The title of Voight’s show, Albatross, makes direct reference to Samuel Taylor Coleridge’s poem “The Rime of the Ancient Mariner.” In the poem, the albatross stands as a metaphor for a psychological burden, so powerful that it feels like a curse. The narrative premise is based on an albatross that begins following a ship at sea and subsequently gets shot by a suspicious mariner with a crossbow who blames the bird for the dangerous weather. As punishment, however, both the mariner and his ship are cursed, and he is forced to wear the dead albatross around his neck indefinitely as well as watch his entire crew die around him.

Voight explores the same theme of human struggle and its manifestations. His works, which combine photography, painting, drawing, performance, digital collage and photo manipulation, all coalesce, as he demonstrated to viewers at Fisher Gallery, as a means of coming to terms with our burdens and the beauty that can be found in pain. As he explained it: “Through my work I seek to create a visual journey through confronting tribulations present within our lives — by attempting to shed the anchors that weigh us down and fight the demons that haunt us, we can achieve measures of transcendence and even tranquility within the chaos.”

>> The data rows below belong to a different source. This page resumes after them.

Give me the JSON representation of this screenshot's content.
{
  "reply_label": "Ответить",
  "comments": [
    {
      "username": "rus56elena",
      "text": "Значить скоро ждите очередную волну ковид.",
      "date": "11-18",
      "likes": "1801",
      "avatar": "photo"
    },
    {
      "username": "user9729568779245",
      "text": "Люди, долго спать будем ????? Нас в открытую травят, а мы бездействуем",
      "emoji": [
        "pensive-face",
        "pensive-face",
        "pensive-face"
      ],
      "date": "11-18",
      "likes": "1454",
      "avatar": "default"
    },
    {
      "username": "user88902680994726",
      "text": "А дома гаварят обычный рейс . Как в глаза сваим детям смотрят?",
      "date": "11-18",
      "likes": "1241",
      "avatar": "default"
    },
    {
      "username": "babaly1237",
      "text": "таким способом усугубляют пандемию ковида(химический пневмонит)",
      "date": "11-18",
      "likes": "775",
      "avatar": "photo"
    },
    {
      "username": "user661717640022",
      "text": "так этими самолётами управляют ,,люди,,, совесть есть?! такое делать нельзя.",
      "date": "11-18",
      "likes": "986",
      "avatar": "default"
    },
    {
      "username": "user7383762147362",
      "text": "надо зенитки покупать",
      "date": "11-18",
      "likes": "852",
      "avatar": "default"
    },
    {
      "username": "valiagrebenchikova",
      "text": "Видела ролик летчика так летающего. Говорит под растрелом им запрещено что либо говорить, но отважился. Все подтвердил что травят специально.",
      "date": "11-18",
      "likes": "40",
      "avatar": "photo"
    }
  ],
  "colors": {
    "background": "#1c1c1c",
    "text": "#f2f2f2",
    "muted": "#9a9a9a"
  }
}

Albatross showed great continuity in its balance between struggle and emotional release. Voight executed expressive splashing of bright colors and the tension in his work is seen throughout. Particularly outstanding were the pieces in which Voight appeared as the, as they in particular illustrated a type of journey one must go though. He engaged with a performative technique, posing in various roles with his face and body painted, blending in with the supernatural background. You could see the pain on the gaping faces, further accented by morbid imagery of skeletons and zombie–like creatures, yet the beauty was unmistakable and euphoric. While still remaining dark, the ecstatic quality was achieved through skillful digital editing and accentuated by the graffiti-esque, street–art aesthetic present within all the pictures. Voight’s show was a beautiful, tactile diamond in the rough. It was raw and ventured far beyond the ancient mariner’s ship.

Kron’s show, titled Man or Animal, involved a similar theme to Voight’s, responding to Gilles Deleuze’s essay, “The Body, the Meat and the Spirit: Becoming Animal.” Evoking a similarly raw aesthetic, Kron explained that Man or Animal was a comment on man as an idea or the psyche as well as abstracting the human form to just legs, or a set of abs, the face or just a few features.

By abstracting various body parts, Kron’s work functioned like a study of the human body and sought to demonstrate how one limb, for example, can operate as a proxy for the entire human form — a kind of visual synecdoche.

Though her resin organs stole the show with their beautiful delicacy, Kron’s sculptures particularly stood out with for their grotesque, unpolished surfaces. Her plaster leg installation, titled “Pygmalion,” most aggressively demonstrated her show’s theme. Kron erected a series of life–size plaster legs intended to evoke the sensation of the “half realized” which, as she explained, “is why each foot was emerging out of an unfinished muscular form.” The rough surfaces of Kron’s sculptures, which make visible the evidence of the artists touch, reinforced her interest in the corporeal in their inclusion of the artist’s (human) presence. We were able to see the humanness and raw body form.

Lining Fisher’s east wall were a series of busts whose forms metamorphosed from the primitive to the more sophisticated as they moved from right to left. The intention behind this work was to reference Greek mythological in the warning that when people spend less energy worshiping their gods they begin to disappear. More intriguing however was the progression that the faces go though. Each bust began to degrade and the facial features lessened down the line, like a type of birth, or evolution from animal into man.